On Nov. 26, 2010, Daryl Janssen, an employee of Total Oilfield Rentals Ltd. Partnership, was killed on the job at a storage yard in Grand Prairie, Alta.
His death sparked a long and strange string of hearings and lawsuits between Total Oilfield and the governments of Canada and Alberta that last week culminated in an Alberta Court of Appeal ruling about how to determine which level of government has jurisdiction over companies involved in inter-provincial transportation.
Total Oilfield is an Albera-based company that rents equipment, which it then transports to oil and gas companies. While the majority of its work is done in Alberta, it regularly transports equipment to clients in other provinces.
Janssen, who worked as an assistant bed truck operator for the company, was killed while off-loading oil and gas equipment from a trailer. Albertan health and safety officials initiated an investigation, but Total Oilfield managers told them in the past they had dealt with the federal authorities. The provincial inspectors accepted this and left.
Federal health and safety inspectors then came in and conducted their own investigation. They found a number of violations for which they ordered a variety of changes. In 2011, Total Oilfield was also ordered to a pay a $10,000 penalty arising from a National Safety Code audit.
Total Oilfield appealed both the safety directives and the $10,000 penalty. During the Occupational Health and Safety Tribunal hearing regarding the safety directives, Total Oilfield argued the directions given by federal inspectors were a “knee-jerk” reaction that none of them “would have any role in preventing the accident.” The company then asserted it was, in fact, a provincially-regulated entity and thus the requirements imposed upon it by the federal government should be nullified.
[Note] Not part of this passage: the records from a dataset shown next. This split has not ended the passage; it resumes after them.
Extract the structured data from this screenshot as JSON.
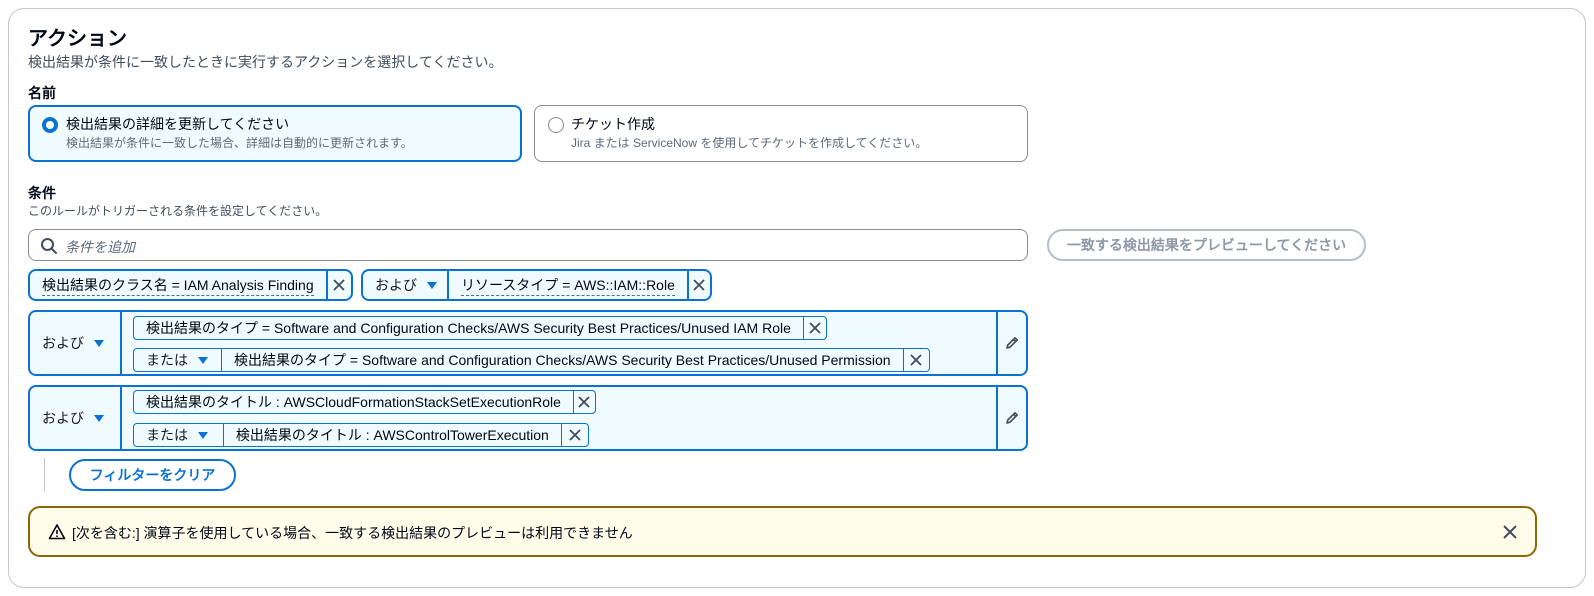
{
  "section": {
    "title": "アクション",
    "description": "検出結果が条件に一致したときに実行するアクションを選択してください。"
  },
  "name_field": {
    "label": "名前",
    "options": [
      {
        "title": "検出結果の詳細を更新してください",
        "description": "検出結果が条件に一致した場合、詳細は自動的に更新されます。",
        "selected": true
      },
      {
        "title": "チケット作成",
        "description": "Jira または ServiceNow を使用してチケットを作成してください。",
        "selected": false
      }
    ]
  },
  "conditions": {
    "label": "条件",
    "description": "このルールがトリガーされる条件を設定してください。",
    "search_placeholder": "条件を追加",
    "preview_button": "一致する検出結果をプレビューしてください",
    "token1": "検出結果のクラス名 = IAM Analysis Finding",
    "token2_op": "および",
    "token2": "リソースタイプ = AWS::IAM::Role",
    "group1": {
      "operator": "および",
      "items": [
        {
          "text": "検出結果のタイプ = Software and Configuration Checks/AWS Security Best Practices/Unused IAM Role"
        },
        {
          "op": "または",
          "text": "検出結果のタイプ = Software and Configuration Checks/AWS Security Best Practices/Unused Permission"
        }
      ]
    },
    "group2": {
      "operator": "および",
      "items": [
        {
          "text": "検出結果のタイトル : AWSCloudFormationStackSetExecutionRole"
        },
        {
          "op": "または",
          "text": "検出結果のタイトル : AWSControlTowerExecution"
        }
      ]
    },
    "clear_button": "フィルターをクリア"
  },
  "warning": {
    "text": "[次を含む:] 演算子を使用している場合、一致する検出結果のプレビューは利用できません"
  },
  "colors": {
    "accent": "#0972d3",
    "selected_bg": "#f0fbff",
    "warning_border": "#8d6605",
    "warning_bg": "#fffce9"
  }
}
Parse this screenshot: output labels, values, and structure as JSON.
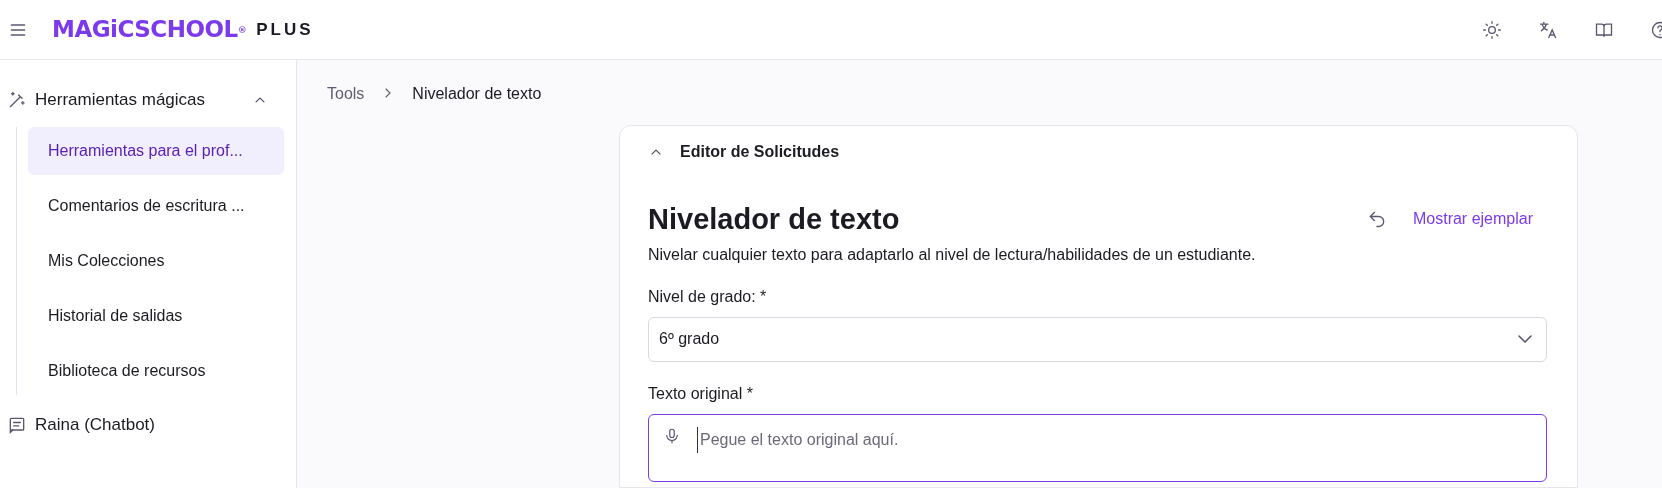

“The timing, vigour and process by which this incident has been reviewed, and our client’s practices assessed by your group have resulted in the writer suggesting to Total Oilfield that it is far better off being governed by Provincial Regulators who are much more inclined to work with businesses which are proceeding in good faith,” read a submission by Grant Stapon, a lawyer with Bennett Jones LLP who was counsel for Total Oilfield.
Total Oilfield later withdrew its request that the tribunal examine the jurisdictional question, but Jean-Pierre Aubre, the appeal officer took it up anyway. He concluded that although Total Oilfield did some inter-provincial transportation business, which would normally make it fall under the purview of the federal government, its primary business is intra-provincial equipment rental, and thus it should fall under provincial jurisdiction. He declared the federal health and safety orders void.
Aubre’s ruling was found to be defective by a Federal Court judge, but, since Total Oilfield had also appealed the $10,000 fine to the courts, the judge left it up to the Alberta courts to deal with jurisdictional questions.
In 2013, the Court of Queen’s Bench of Alberta, following a similar line of reasoning to Aubre, concluded since Total Oilfield did most of its business in equipment rentals, for the purposes of the transportation legislation, it should fall under the purview of the province.
It left the labour issues up to the Occupational Health and Safety Tribunal, which stated it would wait to make a definitive ruling until the courts had fully dealt with the matter.
The latest ruling by the Alberta Court of Appeal found in favour of the Attorney General of Canada and the Attorney General of Alberta, and concluded Total Oilfield was subject to both Alberta and federal jurisdiction when it comes to transportation.
“When an integrated transportation undertaking engages in both intraprovincial and interprovincial transportation, a small fraction of interprovincial activity is sufficient to engage federal transportation jurisdiction,” wrote Justice Brian O’Ferrall.
The court concluded the test for determining whether a company falls under federal labour jurisdiction differs from the one to determine transportation jurisidiction.
“In the present case, whether or not Total Oilfield is subject to federal or provincial labour law does not affect which level of government has transportation jurisdiction over its trucking activities,” wrote O’Ferrall.
Instead, the federal transportation laws applied if the company’s operations “continuously and regularly” extend beyond one province’s borders.
O’Ferrall stated one reason the various issues had become so muddled was the suits were sparked by Janssen’s death.
“In our view, part of the difficulty in this case arises because the chambers proceeding was conducted in the shadow of the 2010 fatality,” he wrote.
Justice Frans Slatter, however, dissented from the view of the majority, arguing the various sides of Total Oilfield’s business should all fall under provincial jurisdiction.
“From a constitutional point of view, it is conceptually possible to assign jurisdiction to Total’s third party trucking operation independently of the jurisdiction over its rental and delivery service,” he wrote. “The two components of the business are, however, in fact coextensive, because the same trucks and staff are used for both businesses.”
He also concluded there was no question Total Oilfield was covered under provincial labour laws.
“The fatality in Grande Prairie involved an employee of Total Oilfield Rentals, and occurred in Total’s storage yard. It occurred during the unloading of rig mats that Total rents out. The fatality therefore occurred entirely in Alberta in relation toTotal’s provincially regulated equipment rental and delivery business, and fell under the jurisdiction of the provincial investigators.”